Exercise objective. The lines of the records that include "span" should all be copied.

BEGIN Data

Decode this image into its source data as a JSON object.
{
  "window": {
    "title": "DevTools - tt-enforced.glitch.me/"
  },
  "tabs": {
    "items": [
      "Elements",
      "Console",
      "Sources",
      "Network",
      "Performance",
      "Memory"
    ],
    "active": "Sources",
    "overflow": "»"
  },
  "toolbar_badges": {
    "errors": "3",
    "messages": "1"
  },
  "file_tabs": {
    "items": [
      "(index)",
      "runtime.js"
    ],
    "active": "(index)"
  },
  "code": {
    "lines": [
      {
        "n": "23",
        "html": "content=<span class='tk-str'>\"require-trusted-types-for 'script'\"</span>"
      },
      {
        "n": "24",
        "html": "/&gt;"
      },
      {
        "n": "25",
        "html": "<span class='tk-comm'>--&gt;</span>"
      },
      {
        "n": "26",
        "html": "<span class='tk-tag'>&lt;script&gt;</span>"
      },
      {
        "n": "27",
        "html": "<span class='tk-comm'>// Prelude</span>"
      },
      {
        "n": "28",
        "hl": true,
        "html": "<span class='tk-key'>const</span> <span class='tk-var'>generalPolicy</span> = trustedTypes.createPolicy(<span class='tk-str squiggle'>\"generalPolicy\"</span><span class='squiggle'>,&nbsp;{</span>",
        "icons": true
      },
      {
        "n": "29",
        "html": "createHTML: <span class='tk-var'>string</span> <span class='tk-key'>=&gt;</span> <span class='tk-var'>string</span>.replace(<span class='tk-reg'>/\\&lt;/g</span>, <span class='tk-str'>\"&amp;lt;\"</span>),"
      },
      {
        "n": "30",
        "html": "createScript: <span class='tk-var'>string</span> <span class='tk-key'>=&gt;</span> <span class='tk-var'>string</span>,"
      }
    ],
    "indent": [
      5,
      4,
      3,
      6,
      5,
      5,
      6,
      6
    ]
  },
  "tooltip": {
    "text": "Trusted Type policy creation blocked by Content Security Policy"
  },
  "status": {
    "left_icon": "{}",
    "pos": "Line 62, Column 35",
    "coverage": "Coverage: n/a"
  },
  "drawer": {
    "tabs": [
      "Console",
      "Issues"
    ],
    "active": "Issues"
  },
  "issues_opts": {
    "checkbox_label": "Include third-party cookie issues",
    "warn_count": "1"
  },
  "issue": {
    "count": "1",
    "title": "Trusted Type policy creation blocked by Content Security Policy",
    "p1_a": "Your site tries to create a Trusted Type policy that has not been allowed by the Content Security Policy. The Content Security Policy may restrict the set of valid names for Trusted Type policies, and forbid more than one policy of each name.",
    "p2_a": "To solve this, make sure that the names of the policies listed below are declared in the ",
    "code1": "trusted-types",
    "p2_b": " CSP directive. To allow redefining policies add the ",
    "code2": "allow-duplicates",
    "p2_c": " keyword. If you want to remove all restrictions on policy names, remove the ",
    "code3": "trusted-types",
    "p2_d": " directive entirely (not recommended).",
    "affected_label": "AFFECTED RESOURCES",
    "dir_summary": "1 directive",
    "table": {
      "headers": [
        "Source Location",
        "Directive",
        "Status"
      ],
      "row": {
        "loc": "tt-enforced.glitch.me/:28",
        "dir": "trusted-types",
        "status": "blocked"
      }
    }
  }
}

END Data

Reply to the exercise.
        "html": "content=<span class='tk-str'>\"require-trusted-types-for 'script'\"</span>"
        "html": "<span class='tk-comm'>--&gt;</span>"
        "html": "<span class='tk-tag'>&lt;script&gt;</span>"
        "html": "<span class='tk-comm'>// Prelude</span>"
        "html": "<span class='tk-key'>const</span> <span class='tk-var'>generalPolicy</span> = trustedTypes.createPolicy(<span class='tk-str squiggle'>\"generalPolicy\"</span><span class='squiggle'>,&nbsp;{</span>",
        "html": "createHTML: <span class='tk-var'>string</span> <span class='tk-key'>=&gt;</span> <span class='tk-var'>string</span>.replace(<span class='tk-reg'>/\\&lt;/g</span>, <span class='tk-str'>\"&amp;lt;\"</span>),"
        "html": "createScript: <span class='tk-var'>string</span> <span class='tk-key'>=&gt;</span> <span class='tk-var'>string</span>,"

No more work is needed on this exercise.